- The purchase of several reference books, most of which have been donated to the local library where they are kept in the library’s reference section and are available to the general public to peruse or study. Two publication have been donated to the ERBG and are also available for the public to view.
- Trish Ellis of the Cobowra Aboriginal Land Council proposes to organise a walk for members of BRA in return for a small publication with text, photos from the project notes.
- Collected seed will be propagated on BRA’s behalf by the ERBG as part of their own propagation work. This will be a great help in ensuring that the plants get professional care and aren’t neglected.
- A further propagation workshop at the ERBG has been financed as part of the project, with a date to be decided.
Revegetation through Implementing Landscape Plan
Strategic Landscape Plan 2006The Bingi Strategic Landscape Planning Project was funded by Envirofund to help our Landcare volunteers set priorities for their works. The Plan (which can be downloaded here) developed from a need to become more strategic in our approach to Landcare activities. As the time and resources of a group of volunteers and the efforts of private landholders is limited and, to a certain extent, fragile, it is important that the efforts made by those individuals is spent in the most effective way to produce the most ‘value for effort' in the management of natural resources in our area.
We sought external technical advice to help prioritise our efforts and to break these target activities into discrete projects of defined cost and quantities. The Plan provided the explanation of why we are doing particular projects in a particular order.

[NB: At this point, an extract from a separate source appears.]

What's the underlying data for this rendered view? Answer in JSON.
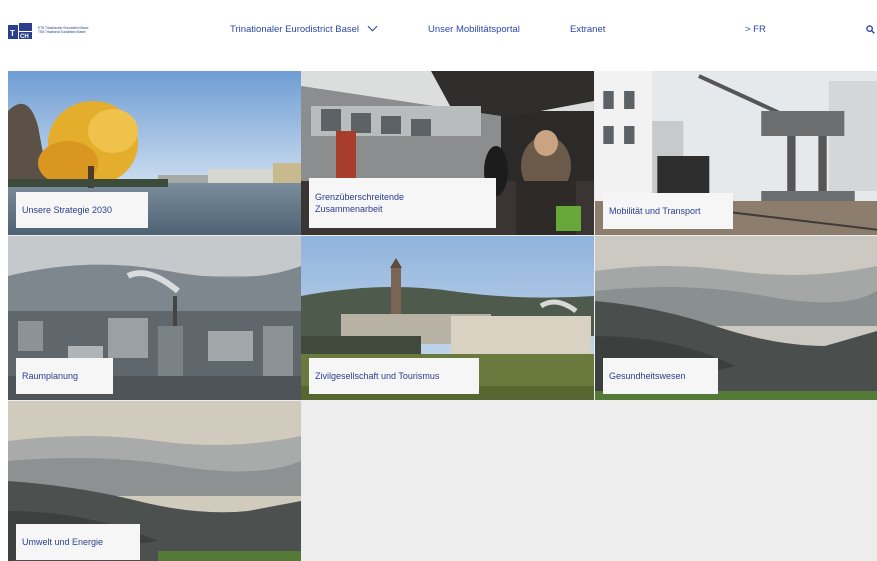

Landholders now have a balanced and clearly defined reasons to manage their own natural resources well and to participate in community rehabilitation works which will ensure development pressures do not compromise our significant coastal ecological resources.
Start Date: January 2007
Finish Date: March 2009
Project Cost: $7276
Funded by: Australian Govt Envirofund
To download the Vegetation Map below enlarge it first.